Please print the entries exactly, omitting each image.

*** RECORDS FOR THE TASK ***

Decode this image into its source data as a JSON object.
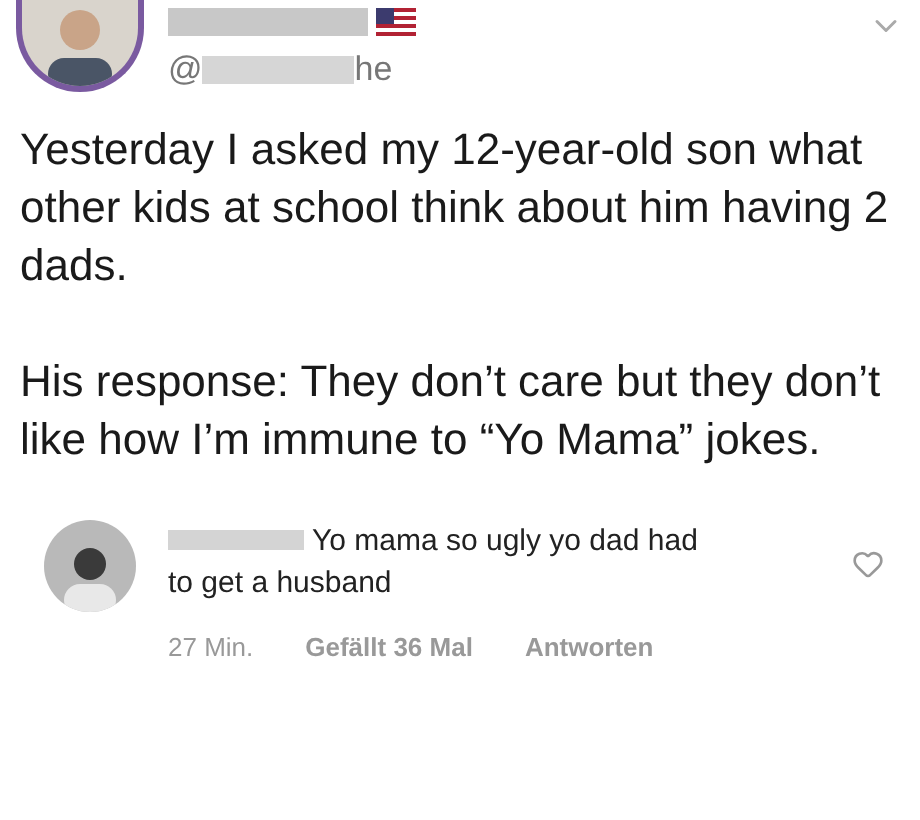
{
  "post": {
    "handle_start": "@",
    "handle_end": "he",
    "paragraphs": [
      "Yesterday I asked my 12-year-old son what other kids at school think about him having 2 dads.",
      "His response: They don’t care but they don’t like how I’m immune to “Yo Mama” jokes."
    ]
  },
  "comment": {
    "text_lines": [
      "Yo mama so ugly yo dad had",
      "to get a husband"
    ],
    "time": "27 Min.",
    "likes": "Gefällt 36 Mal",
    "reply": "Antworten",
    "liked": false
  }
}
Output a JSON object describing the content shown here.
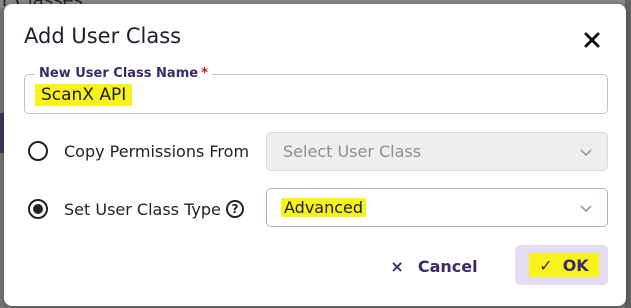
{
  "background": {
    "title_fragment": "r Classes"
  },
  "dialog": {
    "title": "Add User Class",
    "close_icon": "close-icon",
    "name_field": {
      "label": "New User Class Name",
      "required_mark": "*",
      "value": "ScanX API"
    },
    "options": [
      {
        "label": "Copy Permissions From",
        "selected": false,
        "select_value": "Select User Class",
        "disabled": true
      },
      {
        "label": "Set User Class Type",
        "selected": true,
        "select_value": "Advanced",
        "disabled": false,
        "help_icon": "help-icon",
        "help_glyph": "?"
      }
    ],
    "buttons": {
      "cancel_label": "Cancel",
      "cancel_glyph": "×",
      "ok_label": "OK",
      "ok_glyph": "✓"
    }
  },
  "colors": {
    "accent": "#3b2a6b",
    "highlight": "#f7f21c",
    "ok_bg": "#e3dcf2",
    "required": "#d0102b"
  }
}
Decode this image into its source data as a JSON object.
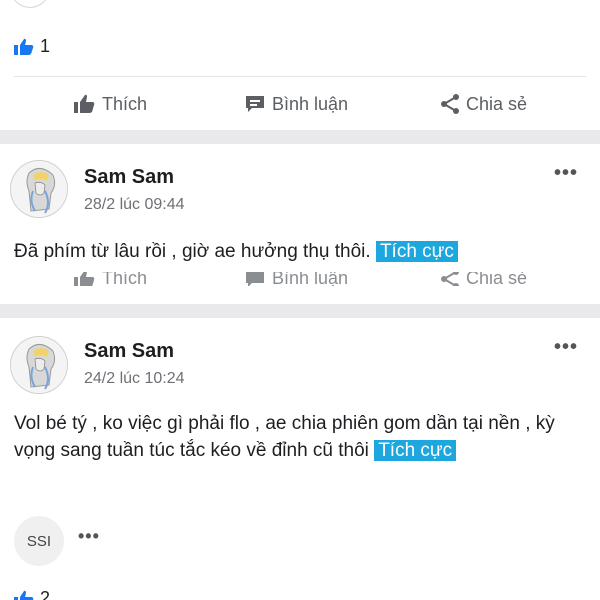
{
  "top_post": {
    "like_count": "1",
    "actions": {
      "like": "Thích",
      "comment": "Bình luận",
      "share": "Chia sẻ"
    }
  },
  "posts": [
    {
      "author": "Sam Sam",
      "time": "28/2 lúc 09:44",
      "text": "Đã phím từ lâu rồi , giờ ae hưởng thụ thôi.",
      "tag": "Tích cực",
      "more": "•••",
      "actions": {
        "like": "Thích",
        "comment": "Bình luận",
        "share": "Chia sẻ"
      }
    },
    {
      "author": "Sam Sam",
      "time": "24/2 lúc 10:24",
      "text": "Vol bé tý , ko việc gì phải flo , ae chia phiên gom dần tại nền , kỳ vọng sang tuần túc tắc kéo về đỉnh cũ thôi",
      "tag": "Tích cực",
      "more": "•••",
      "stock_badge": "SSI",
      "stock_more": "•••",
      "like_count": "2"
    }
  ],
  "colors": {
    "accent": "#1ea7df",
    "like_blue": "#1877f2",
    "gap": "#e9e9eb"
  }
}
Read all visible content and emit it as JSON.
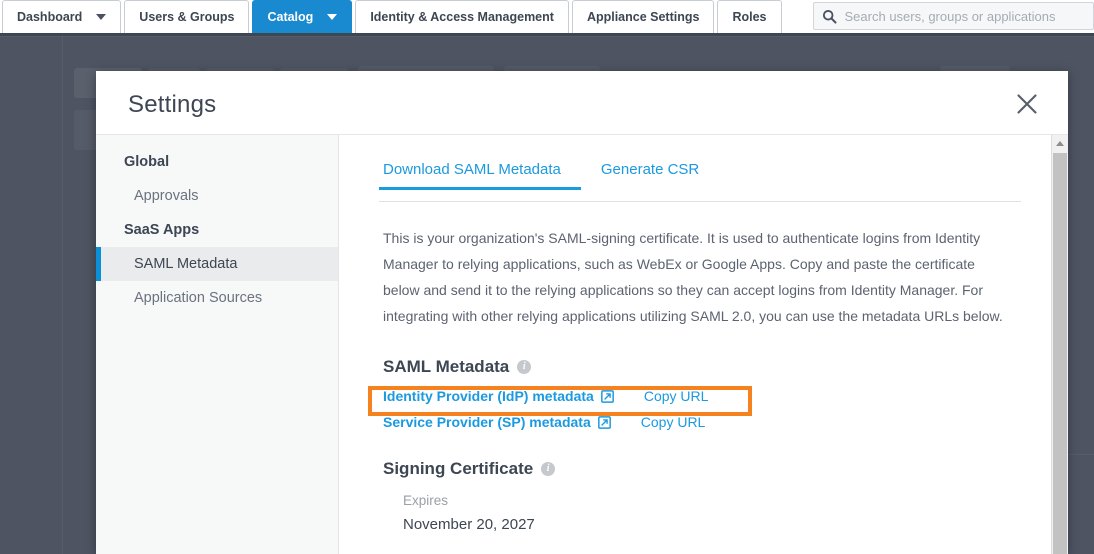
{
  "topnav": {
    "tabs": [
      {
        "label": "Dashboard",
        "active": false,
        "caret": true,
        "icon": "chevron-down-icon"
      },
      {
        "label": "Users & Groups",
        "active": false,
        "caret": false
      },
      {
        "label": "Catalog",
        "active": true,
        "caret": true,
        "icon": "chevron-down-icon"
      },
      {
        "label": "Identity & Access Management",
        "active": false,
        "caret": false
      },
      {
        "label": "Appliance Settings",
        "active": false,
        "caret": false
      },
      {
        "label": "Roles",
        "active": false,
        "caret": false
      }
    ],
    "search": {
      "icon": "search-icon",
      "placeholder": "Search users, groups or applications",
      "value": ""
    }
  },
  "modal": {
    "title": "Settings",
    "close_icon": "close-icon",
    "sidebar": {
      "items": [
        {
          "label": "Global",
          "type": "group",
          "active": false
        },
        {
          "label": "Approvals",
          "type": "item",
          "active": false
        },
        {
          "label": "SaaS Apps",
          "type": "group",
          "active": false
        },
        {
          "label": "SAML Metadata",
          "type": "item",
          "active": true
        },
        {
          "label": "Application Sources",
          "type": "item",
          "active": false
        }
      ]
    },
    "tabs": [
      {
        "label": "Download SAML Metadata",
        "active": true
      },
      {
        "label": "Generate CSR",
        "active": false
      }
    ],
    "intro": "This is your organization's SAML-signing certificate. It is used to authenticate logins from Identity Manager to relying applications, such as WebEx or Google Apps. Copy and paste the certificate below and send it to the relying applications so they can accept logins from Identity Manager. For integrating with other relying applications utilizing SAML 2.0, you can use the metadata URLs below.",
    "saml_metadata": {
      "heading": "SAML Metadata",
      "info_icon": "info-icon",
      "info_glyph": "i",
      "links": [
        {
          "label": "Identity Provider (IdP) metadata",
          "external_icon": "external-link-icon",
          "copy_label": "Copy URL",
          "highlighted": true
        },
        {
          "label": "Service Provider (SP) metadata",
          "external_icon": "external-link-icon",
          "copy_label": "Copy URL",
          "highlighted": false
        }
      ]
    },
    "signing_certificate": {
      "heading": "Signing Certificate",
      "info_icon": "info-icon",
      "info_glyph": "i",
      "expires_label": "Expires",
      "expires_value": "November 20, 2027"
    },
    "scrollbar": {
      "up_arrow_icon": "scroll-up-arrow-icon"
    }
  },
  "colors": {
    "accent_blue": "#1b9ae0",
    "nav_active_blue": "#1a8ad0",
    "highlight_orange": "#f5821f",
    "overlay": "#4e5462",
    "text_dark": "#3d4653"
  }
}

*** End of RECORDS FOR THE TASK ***

## [WRITTEN SOLUTION]
Decode this image into its source data as a JSON object.
{
  "post": {
    "handle_start": "@",
    "handle_end": "he",
    "paragraphs": [
      "Yesterday I asked my 12-year-old son what other kids at school think about him having 2 dads.",
      "His response: They don’t care but they don’t like how I’m immune to “Yo Mama” jokes."
    ]
  },
  "comment": {
    "text_lines": [
      "Yo mama so ugly yo dad had",
      "to get a husband"
    ],
    "time": "27 Min.",
    "likes": "Gefällt 36 Mal",
    "reply": "Antworten",
    "liked": false
  }
}
Output a JSON object describing the content shown here.
{
  "background": {
    "title_fragment": "r Classes"
  },
  "dialog": {
    "title": "Add User Class",
    "close_icon": "close-icon",
    "name_field": {
      "label": "New User Class Name",
      "required_mark": "*",
      "value": "ScanX API"
    },
    "options": [
      {
        "label": "Copy Permissions From",
        "selected": false,
        "select_value": "Select User Class",
        "disabled": true
      },
      {
        "label": "Set User Class Type",
        "selected": true,
        "select_value": "Advanced",
        "disabled": false,
        "help_icon": "help-icon",
        "help_glyph": "?"
      }
    ],
    "buttons": {
      "cancel_label": "Cancel",
      "cancel_glyph": "×",
      "ok_label": "OK",
      "ok_glyph": "✓"
    }
  },
  "colors": {
    "accent": "#3b2a6b",
    "highlight": "#f7f21c",
    "ok_bg": "#e3dcf2",
    "required": "#d0102b"
  }
}
Decode this image into its source data as a JSON object.
{
  "top_post": {
    "like_count": "1",
    "actions": {
      "like": "Thích",
      "comment": "Bình luận",
      "share": "Chia sẻ"
    }
  },
  "posts": [
    {
      "author": "Sam Sam",
      "time": "28/2 lúc 09:44",
      "text": "Đã phím từ lâu rồi , giờ ae hưởng thụ thôi.",
      "tag": "Tích cực",
      "more": "•••",
      "actions": {
        "like": "Thích",
        "comment": "Bình luận",
        "share": "Chia sẻ"
      }
    },
    {
      "author": "Sam Sam",
      "time": "24/2 lúc 10:24",
      "text": "Vol bé tý , ko việc gì phải flo , ae chia phiên gom dần tại nền , kỳ vọng sang tuần túc tắc kéo về đỉnh cũ thôi",
      "tag": "Tích cực",
      "more": "•••",
      "stock_badge": "SSI",
      "stock_more": "•••",
      "like_count": "2"
    }
  ],
  "colors": {
    "accent": "#1ea7df",
    "like_blue": "#1877f2",
    "gap": "#e9e9eb"
  }
}
Read all visible content and emit it as JSON.
{
  "topnav": {
    "tabs": [
      {
        "label": "Dashboard",
        "active": false,
        "caret": true,
        "icon": "chevron-down-icon"
      },
      {
        "label": "Users & Groups",
        "active": false,
        "caret": false
      },
      {
        "label": "Catalog",
        "active": true,
        "caret": true,
        "icon": "chevron-down-icon"
      },
      {
        "label": "Identity & Access Management",
        "active": false,
        "caret": false
      },
      {
        "label": "Appliance Settings",
        "active": false,
        "caret": false
      },
      {
        "label": "Roles",
        "active": false,
        "caret": false
      }
    ],
    "search": {
      "icon": "search-icon",
      "placeholder": "Search users, groups or applications",
      "value": ""
    }
  },
  "modal": {
    "title": "Settings",
    "close_icon": "close-icon",
    "sidebar": {
      "items": [
        {
          "label": "Global",
          "type": "group",
          "active": false
        },
        {
          "label": "Approvals",
          "type": "item",
          "active": false
        },
        {
          "label": "SaaS Apps",
          "type": "group",
          "active": false
        },
        {
          "label": "SAML Metadata",
          "type": "item",
          "active": true
        },
        {
          "label": "Application Sources",
          "type": "item",
          "active": false
        }
      ]
    },
    "tabs": [
      {
        "label": "Download SAML Metadata",
        "active": true
      },
      {
        "label": "Generate CSR",
        "active": false
      }
    ],
    "intro": "This is your organization's SAML-signing certificate. It is used to authenticate logins from Identity Manager to relying applications, such as WebEx or Google Apps. Copy and paste the certificate below and send it to the relying applications so they can accept logins from Identity Manager. For integrating with other relying applications utilizing SAML 2.0, you can use the metadata URLs below.",
    "saml_metadata": {
      "heading": "SAML Metadata",
      "info_icon": "info-icon",
      "info_glyph": "i",
      "links": [
        {
          "label": "Identity Provider (IdP) metadata",
          "external_icon": "external-link-icon",
          "copy_label": "Copy URL",
          "highlighted": true
        },
        {
          "label": "Service Provider (SP) metadata",
          "external_icon": "external-link-icon",
          "copy_label": "Copy URL",
          "highlighted": false
        }
      ]
    },
    "signing_certificate": {
      "heading": "Signing Certificate",
      "info_icon": "info-icon",
      "info_glyph": "i",
      "expires_label": "Expires",
      "expires_value": "November 20, 2027"
    },
    "scrollbar": {
      "up_arrow_icon": "scroll-up-arrow-icon"
    }
  },
  "colors": {
    "accent_blue": "#1b9ae0",
    "nav_active_blue": "#1a8ad0",
    "highlight_orange": "#f5821f",
    "overlay": "#4e5462",
    "text_dark": "#3d4653"
  }
}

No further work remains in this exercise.